One more thing: watching curling in Arcola just got better. There are cameras and monitors installed now so that you can sit in the lobby and have a top-down view of the rings at the far end of the ice. Come on out and have a look - maybe watch part of the Ladies' Bonspiel this weekend.

Some people figure that curling must be boring to watch, since there are so few spectators at the games, but I have a different theory: most people who come and watch are soon out on the ice themselves!


Tim Hodgens said...

Laura: Thanks so much for the intro to curling. Whenever I get to Canada I make it a point to watch it on TV. Just seeing it leads me to agree with you as to why there are so few spectators in the stands. I'd be on the "sheet" also.

The flash animation was helpful. I especially liked the "double takeout" and the "hit and roll."

It's good the nurse gave you guidelines to use after your dad's collision with the ice. Post-concussive states, especially if the events are closely spaced are never to be treated lightly. You might want to do a google search for today's Boston Globe sports section and look for the piece on Ted Johnson. If you can't find it and still want it, I can mail you a copy if you want.

He talks about consequences, behavioral and cognitive, which he directly attributes to 2 specific concussions (but in a context of numerous others)in a way which gets your attention.

He was a linebacker for the Boston Patriots and was a super bowl winnner. Football, for you curlers, is a sport where two opposing teams line up across from each other, in which one team tries to move an inflated oval shaped ball down the field and across a goal line.

One team uses skill, cunning and brute aggression to move in one direction. The other team uses skill, cunning and brute aggression to thwart that. There are many violent interactions (but with surprisingly few short term injuries...longer term injuries are another subject which is seldom talked about.)

In order to protect the players, various parts of their bodies are protected with equipment. Once the body is as well protected as it can be, the players can now play the game with even more reckless abandon and more forceful collisions.

For this they are handsomely rewarded with a contract which is then traded in for lots of green paper.

Oh, and the whole "game" is thoroughly enjoyed by men and barely tolerated by most women. The pregame rituals of "tail-gating" improves the attitude and mental prepartation so the audience can tolerate the cold better and can lose most inhibitions towards the obvious punishment that the players are doling out to each other.

Aye, lassie, it's a great game.
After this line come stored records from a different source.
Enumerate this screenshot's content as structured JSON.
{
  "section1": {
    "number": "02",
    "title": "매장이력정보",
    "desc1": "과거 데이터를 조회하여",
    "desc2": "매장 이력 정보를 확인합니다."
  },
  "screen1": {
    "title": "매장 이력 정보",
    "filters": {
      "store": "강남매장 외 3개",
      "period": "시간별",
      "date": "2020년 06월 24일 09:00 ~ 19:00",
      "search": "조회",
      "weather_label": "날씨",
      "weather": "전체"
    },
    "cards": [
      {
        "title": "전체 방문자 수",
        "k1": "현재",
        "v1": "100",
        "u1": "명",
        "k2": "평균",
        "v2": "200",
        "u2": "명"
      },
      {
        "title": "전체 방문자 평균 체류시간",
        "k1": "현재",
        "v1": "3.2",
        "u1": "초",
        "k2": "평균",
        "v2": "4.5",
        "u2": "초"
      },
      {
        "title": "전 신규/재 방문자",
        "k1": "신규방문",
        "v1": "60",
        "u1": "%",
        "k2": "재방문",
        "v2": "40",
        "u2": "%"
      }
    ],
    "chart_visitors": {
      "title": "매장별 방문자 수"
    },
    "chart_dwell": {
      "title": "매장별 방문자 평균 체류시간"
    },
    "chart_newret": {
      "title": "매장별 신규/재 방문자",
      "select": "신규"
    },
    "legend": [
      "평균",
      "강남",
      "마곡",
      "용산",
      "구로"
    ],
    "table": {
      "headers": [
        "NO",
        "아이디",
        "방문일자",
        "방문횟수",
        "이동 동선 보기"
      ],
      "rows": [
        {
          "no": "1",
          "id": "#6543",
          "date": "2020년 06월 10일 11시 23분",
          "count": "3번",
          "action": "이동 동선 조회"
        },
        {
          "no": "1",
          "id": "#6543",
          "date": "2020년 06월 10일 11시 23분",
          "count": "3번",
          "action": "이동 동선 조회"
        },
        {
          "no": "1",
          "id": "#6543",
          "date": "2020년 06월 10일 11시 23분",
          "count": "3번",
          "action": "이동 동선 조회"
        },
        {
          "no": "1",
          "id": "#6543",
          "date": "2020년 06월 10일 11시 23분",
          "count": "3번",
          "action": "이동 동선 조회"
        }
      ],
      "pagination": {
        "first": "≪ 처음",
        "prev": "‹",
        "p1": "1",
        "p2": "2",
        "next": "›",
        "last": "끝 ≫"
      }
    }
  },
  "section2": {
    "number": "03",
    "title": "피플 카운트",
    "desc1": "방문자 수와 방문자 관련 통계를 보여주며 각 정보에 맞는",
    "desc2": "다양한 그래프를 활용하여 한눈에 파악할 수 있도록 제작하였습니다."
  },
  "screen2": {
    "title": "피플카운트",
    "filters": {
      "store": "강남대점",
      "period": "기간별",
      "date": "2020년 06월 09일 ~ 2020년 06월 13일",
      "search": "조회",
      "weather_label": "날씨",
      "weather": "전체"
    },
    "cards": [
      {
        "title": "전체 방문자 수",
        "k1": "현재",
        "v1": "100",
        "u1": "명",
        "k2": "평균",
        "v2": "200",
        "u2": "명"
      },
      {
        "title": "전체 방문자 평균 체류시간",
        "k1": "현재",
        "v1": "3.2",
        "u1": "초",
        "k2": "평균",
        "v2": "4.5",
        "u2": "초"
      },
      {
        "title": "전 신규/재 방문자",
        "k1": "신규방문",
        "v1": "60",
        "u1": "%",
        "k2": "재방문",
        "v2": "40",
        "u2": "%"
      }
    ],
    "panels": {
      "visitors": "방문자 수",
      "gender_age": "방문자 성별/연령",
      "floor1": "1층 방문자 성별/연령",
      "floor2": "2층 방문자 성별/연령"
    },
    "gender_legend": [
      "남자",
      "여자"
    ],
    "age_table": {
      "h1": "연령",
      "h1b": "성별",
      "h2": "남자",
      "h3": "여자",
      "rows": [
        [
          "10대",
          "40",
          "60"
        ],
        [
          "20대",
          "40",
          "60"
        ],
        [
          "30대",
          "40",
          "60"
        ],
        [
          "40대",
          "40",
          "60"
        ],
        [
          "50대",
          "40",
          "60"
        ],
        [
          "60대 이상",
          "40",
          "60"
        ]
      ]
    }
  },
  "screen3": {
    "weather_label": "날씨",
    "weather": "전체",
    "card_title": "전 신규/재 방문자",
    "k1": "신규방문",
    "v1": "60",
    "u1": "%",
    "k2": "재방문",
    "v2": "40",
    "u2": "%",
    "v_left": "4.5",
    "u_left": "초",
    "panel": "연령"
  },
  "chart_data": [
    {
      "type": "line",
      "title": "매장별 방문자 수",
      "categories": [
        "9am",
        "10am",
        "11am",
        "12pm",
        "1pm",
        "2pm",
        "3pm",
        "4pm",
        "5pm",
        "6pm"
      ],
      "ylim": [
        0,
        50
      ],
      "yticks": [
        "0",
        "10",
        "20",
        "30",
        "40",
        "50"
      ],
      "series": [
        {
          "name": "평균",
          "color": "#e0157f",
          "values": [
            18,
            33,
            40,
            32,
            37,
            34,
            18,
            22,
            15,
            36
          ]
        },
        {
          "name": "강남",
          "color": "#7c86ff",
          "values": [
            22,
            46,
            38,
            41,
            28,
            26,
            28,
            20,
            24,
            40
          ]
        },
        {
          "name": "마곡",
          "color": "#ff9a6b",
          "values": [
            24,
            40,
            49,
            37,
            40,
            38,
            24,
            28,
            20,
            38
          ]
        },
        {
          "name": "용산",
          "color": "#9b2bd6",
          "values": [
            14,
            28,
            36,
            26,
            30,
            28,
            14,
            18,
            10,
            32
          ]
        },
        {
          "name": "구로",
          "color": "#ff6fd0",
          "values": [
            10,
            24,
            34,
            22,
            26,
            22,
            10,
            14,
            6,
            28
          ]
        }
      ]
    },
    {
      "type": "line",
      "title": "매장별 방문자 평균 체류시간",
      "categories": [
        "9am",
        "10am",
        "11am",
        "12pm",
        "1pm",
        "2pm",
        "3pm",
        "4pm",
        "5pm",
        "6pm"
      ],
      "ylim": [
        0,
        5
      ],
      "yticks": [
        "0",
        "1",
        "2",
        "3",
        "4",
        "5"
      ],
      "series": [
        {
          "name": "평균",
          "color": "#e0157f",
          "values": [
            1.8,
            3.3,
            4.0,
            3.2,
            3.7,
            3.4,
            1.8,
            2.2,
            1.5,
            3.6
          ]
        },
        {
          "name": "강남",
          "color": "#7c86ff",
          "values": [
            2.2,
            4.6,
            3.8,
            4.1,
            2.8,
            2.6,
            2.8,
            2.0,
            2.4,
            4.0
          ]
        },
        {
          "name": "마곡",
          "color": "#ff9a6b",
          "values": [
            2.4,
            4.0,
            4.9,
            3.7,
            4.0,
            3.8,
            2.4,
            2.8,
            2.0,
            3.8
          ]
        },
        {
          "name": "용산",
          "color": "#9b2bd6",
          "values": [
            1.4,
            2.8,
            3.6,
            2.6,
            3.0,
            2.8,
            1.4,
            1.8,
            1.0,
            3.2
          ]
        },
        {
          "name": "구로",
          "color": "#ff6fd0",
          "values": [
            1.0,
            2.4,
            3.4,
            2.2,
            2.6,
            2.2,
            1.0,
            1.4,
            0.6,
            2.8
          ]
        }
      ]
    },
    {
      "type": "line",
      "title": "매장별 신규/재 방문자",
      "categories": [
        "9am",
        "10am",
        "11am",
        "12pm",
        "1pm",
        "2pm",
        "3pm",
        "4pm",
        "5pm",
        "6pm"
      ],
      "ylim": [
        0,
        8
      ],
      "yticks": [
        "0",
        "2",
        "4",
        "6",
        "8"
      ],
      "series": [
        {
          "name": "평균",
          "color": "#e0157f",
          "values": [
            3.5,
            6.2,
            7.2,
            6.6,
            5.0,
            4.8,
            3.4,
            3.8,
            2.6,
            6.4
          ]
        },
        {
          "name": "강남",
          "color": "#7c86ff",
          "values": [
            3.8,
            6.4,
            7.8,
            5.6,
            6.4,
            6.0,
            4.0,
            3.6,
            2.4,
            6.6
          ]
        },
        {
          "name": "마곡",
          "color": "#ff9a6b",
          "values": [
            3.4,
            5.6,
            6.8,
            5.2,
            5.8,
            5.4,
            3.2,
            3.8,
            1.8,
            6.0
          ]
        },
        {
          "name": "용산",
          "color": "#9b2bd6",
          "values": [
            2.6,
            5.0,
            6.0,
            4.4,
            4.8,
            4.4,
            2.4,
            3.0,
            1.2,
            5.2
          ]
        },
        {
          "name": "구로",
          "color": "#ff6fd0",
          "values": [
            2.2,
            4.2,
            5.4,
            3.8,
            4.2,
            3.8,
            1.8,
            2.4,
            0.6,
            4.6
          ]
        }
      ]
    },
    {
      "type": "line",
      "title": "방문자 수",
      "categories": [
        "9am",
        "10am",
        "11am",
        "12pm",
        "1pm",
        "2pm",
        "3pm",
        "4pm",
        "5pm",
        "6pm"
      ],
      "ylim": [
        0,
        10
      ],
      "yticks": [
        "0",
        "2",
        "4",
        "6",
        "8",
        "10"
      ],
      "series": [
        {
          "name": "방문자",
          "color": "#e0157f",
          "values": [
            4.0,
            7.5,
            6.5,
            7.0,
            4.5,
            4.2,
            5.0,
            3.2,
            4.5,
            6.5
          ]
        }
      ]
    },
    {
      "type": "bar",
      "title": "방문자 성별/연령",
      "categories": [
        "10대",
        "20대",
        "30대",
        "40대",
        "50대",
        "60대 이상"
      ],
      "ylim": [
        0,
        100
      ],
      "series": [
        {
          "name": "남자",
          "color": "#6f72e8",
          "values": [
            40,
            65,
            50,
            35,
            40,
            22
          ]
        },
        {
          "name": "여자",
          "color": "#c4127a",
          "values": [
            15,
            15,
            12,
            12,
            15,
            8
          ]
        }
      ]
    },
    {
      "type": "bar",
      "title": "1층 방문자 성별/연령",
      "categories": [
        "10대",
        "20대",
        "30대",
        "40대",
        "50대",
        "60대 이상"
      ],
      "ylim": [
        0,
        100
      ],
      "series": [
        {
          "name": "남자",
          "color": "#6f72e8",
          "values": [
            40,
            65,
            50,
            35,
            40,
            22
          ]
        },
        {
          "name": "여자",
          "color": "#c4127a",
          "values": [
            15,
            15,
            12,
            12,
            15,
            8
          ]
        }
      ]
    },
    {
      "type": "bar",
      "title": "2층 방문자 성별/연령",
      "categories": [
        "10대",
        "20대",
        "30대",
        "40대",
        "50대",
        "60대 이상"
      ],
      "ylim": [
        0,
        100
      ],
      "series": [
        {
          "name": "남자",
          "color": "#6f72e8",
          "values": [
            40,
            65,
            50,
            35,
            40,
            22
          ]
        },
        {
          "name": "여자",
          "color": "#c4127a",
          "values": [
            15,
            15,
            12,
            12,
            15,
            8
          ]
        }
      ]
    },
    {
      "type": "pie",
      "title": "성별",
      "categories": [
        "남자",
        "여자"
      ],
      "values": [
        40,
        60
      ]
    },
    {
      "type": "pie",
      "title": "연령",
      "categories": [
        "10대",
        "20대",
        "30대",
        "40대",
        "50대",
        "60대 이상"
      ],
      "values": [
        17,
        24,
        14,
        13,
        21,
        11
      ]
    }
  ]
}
And 'tis a sadness that two days from now the Patriots will not be at the super bowl.

Well, thanks for your intro to curling and I guess this will qualify for our yearly cultural exchange of vital information.


arcolaura said...

Well, Tim, for a proper cultural exchange, we could get into a discussion about who plays the real game of football (wink). I recall back when we lived in a house trailer with no running water or electricity, Dad would haul out the generator and fire it up once a year to power the TV so we could watch the Grey Cup. But I've never actually been to see a football game live, so I guess I really can't comment on the full cultural experience. Hockey, though: I've seen a few games at the rink here, and as in football, the violent interactions are clearly a key to victory. Mostly I enjoyed watching, even though most everyone else was groaning at the performance of our team, but I was just thinking, "Wow, there's no way I could skate like that!" But when the players forgot about the puck and focussed on the violence, I'd had enough.

Thanks for the mention of Ted Johnson. I couldn't get at the Boston Globe article without inventing a zip code for myself (another little cultural dissonance) so I browsed other news sites and came up with a medical report on concussion assessment in sports. I hadn't heard of the elevated risk of injury from subsequent concussions - that's worth knowing about!

Tim Hodgens said...

try this:


Tim Hodgens said...

Laura: that may not have gone through correctly for the web address. If that didn't work, then do google search for

boston globe newspaper

then go to most emailed pages, and the article about ted johnson is the top one.